January 20, 1999 1 min read


The Senate committee that handles education issues has a rather wordy new name--the “Committee on Health, Education, Labor, and Pensions"--but it comes complete with a snappy acronym: the HELP Committee.

Sen. James M. Jeffords

“I think the new name better reflects the full jurisdiction of the committee, and its abbreviation highlights the committee’s role in dealing with those quality-of-life issues,” Sen. James M. Jeffords, R-Vt., the committee’s chairman, said in announcing the change this month.

The new title of the former Labor and Human Resources Committee has already gone into effect for the 106th Congress.

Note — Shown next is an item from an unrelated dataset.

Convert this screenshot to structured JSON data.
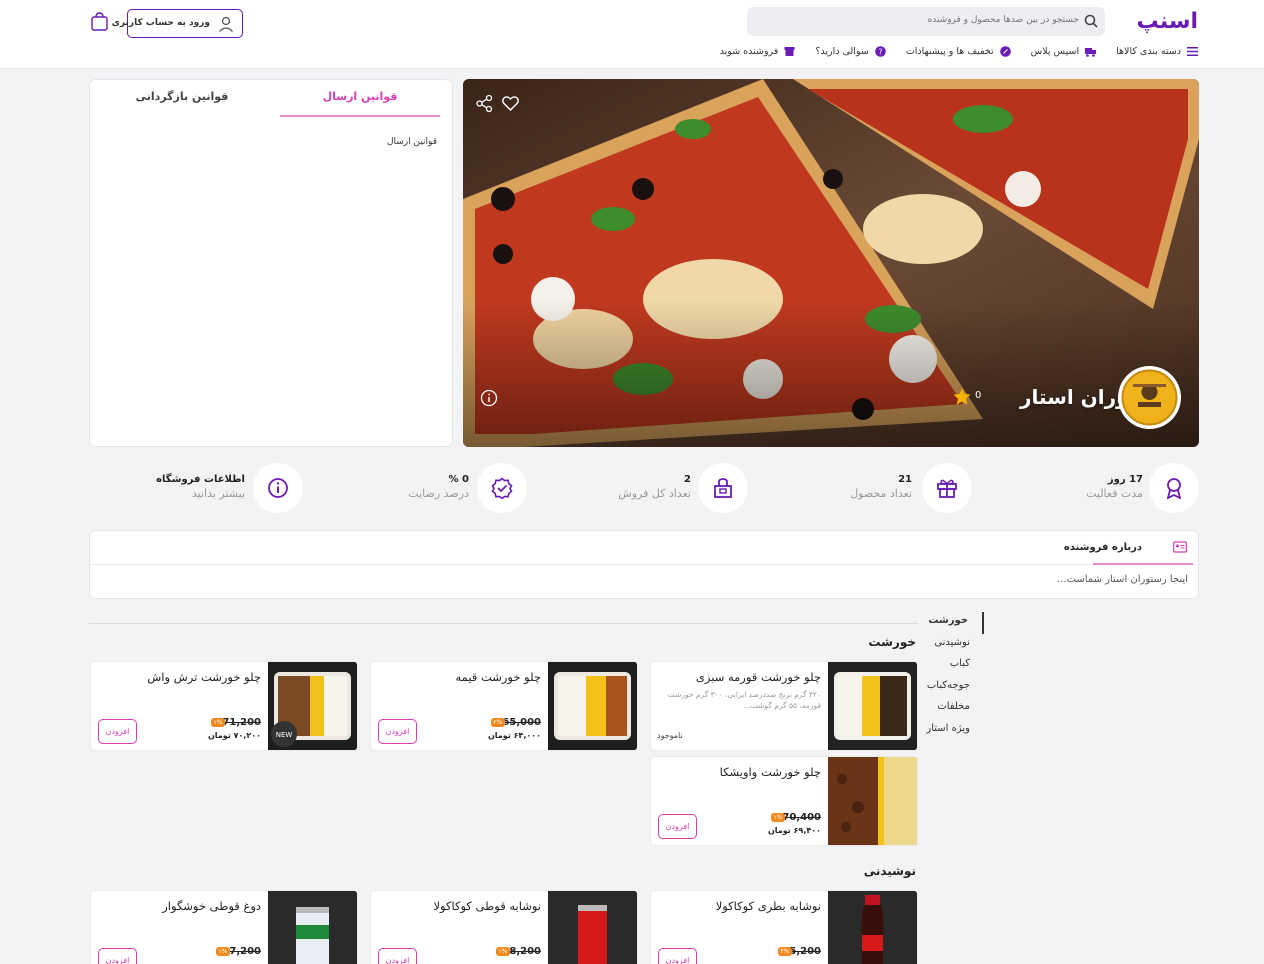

The committee’s House counterpart, the Education and the Workforce Committee, changed its name in 1995 and again in 1997, but is keeping its current moniker. Republicans on the former House Education and Labor Committee opted to shed the word “labor” from its title when they became the majority in 1995.

Alexander again eyes top job

Former U.S. Secretary of Education Lamar Alexander is testing the waters for another presidential race. Mr. Alexander, an unsuccessful candidate for the Republican nomination in 1996, filed documents with federal election officials to create an exploratory committee for the 2000 race. The move will help him weigh his chances through fund raising and polling.

The filing was dated Jan. 8, putting Mr. Alexander, also a former governor of Tennessee, in the company of Vice President Al Gore, Sen. John McCain, R-Ariz., Sen. Robert C. Smith, R-N.H., and former Democratic Sen. Bill Bradley of New Jersey. All have filed paperwork with the Federal Election Commission.

Mr. Alexander, who served as education secretary under President Bush, recently resigned as the chairman of We the Parents, an Alexandria, Va.-based political-action committee he created last September to push for parental tax breaks.

The PAC had been promoting an education-savings-accounts plan that would let parents save money for education expenses without tax penalties. Legislation for such a plan drew a veto from President Clinton last year.

--Joetta L. Sack & Anjetta McQueen

A version of this article appeared in the January 20, 1999 edition of Education Week